Just watched an episode of Icons on YouTube that was fairly decent-- it covered the formation of the ESRB. While I didn't learn a whole lot from the episode that I didn't already know, its political slant made it appear more professional than the usual "cowabunga dude" casual demeanor G4 typically presents in its tripe it calls original programming. Check out the full link after the jump.
I wish the episode would have gone more into the controversy with the ESRB. Not too long ago, a Punisher video game was released for the PS2. The designer of the game was greatly upset at how the ESRB insisted upon censoring the special "violent kills" in the game; originally, they were in color and showed the full kill. In the finished version of the game, they are shown in black and white and sometimes fade to white or cut out early.
In the context of The Punisher game, the character is a lone wolf of sorts who murders drug dealers/gangsters. With certain enemies in the game, the player can have their avatar (the Punisher) interrogate them for more information. If you interrogate too hard, or if you choose, you can kill them in the aforementioned grisly scenes. I don't recall whether executing them results in a punishment, but the point is The Punisher is a dark, gritty game that got an M rating; why couldn't these "mini fatalities" be shown uncensored?
G4's Icons was pretty good for a few years there, though I would of course get frustrated at the glossing over of significant facts and events (to them, it was like the 8-bit and 16-bit computer eras were blips, often not even worth mentioning). A lot of them were written by Tina Wood, the young lady who hosted a show for a few years on G4, so I can understand the ommissions. She was too young by at least a few years to really be around for those eras and who knows what kind of researchers they had there, if any. To their credit though, they did do a special on the Apple II once, which, while obviously hole-y in coverage, was still a nice surpise. Eventually it morphed into covering "Icons" like Nolan Bushnell and classic systems and games to mostly modern stuff and development studios to a more generic "Entertainment"-centric focus now. A sad, sad transition and one indicative of the whole failed G4 network.
One thing I've never understood is why the big boys think that "nerd" doesn't sell. I can't tell you how many people I've heard raving about the old Tech TV, almost (if not MORE so) than they did about Star Trek or what-ever. These are hardcore, able-bodied, often middle class technophiles who will watch every show and talk about it for years afterward. Yet, they claim there's no money in that; no audience; they have to get all MTV on us and show some stupid chihuha in a tutu and ADHD-style camera work to be "hip" or whatever.
Forget about it. Just give me some dusty looking guy in a pair of overalls and a billboard cap. As long as the dude can talk about hardware like he had a hand in building it, and software as though he's actually played it, I'm content. I need expertise to be happy. If I want to watch some big boobed bimbo, "gothic" prozac loser or a spastic idiot foaming at the mouth, I'll watch some other "channel." I'll take geek over shiek any **&*(& day of the week.

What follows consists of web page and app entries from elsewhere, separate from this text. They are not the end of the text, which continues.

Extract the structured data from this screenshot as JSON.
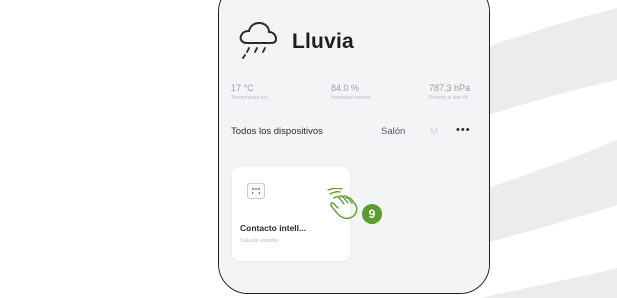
{
  "weather": {
    "icon": "rain-cloud-icon",
    "title": "Lluvia",
    "stats": [
      {
        "value": "17 °C",
        "label": "Temperatura ext."
      },
      {
        "value": "84.0 %",
        "label": "Humedad exterior"
      },
      {
        "value": "787.3 hPa",
        "label": "Presión al aire lib."
      }
    ]
  },
  "tabs": {
    "all": "Todos los dispositivos",
    "second": "Salón",
    "third": "M",
    "more": "•••"
  },
  "device": {
    "icon": "socket-icon",
    "name": "Contacto intell...",
    "room": "Sala de estudio"
  },
  "callout": {
    "step": "9",
    "icon": "tap-hand-icon",
    "color": "#5d9a2f"
  }
}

The MTV's of the world are scared to go with a straight "Gaming" or "Gaming-like" program because they don't think it will catch on without all kinds of glitz, glamour, flashing lights and other "in-your-face" action.
I remember last year there was a radio program on the weekends, late in the evening, that dealt primarily with Computers; both hardware and software. It also focused on gaming and usually had several reviews of games in the making and some retro. I could have listened to this everyday. There was no hype, only commercials. But the fact that it was on so late on a Sat night wasn't on accident. The program managers of the station decided that it wouldn't work during prime-time drive or any other time during the week and decided to only run it on the weekend (this, of course, was shared with the listeners and announced by the radio hosts). I know there are tons of others like me that just enjoy hearing about the latest tech stuff, including gaming, but the problem is with the suits higher up that "think" they know what the masses want.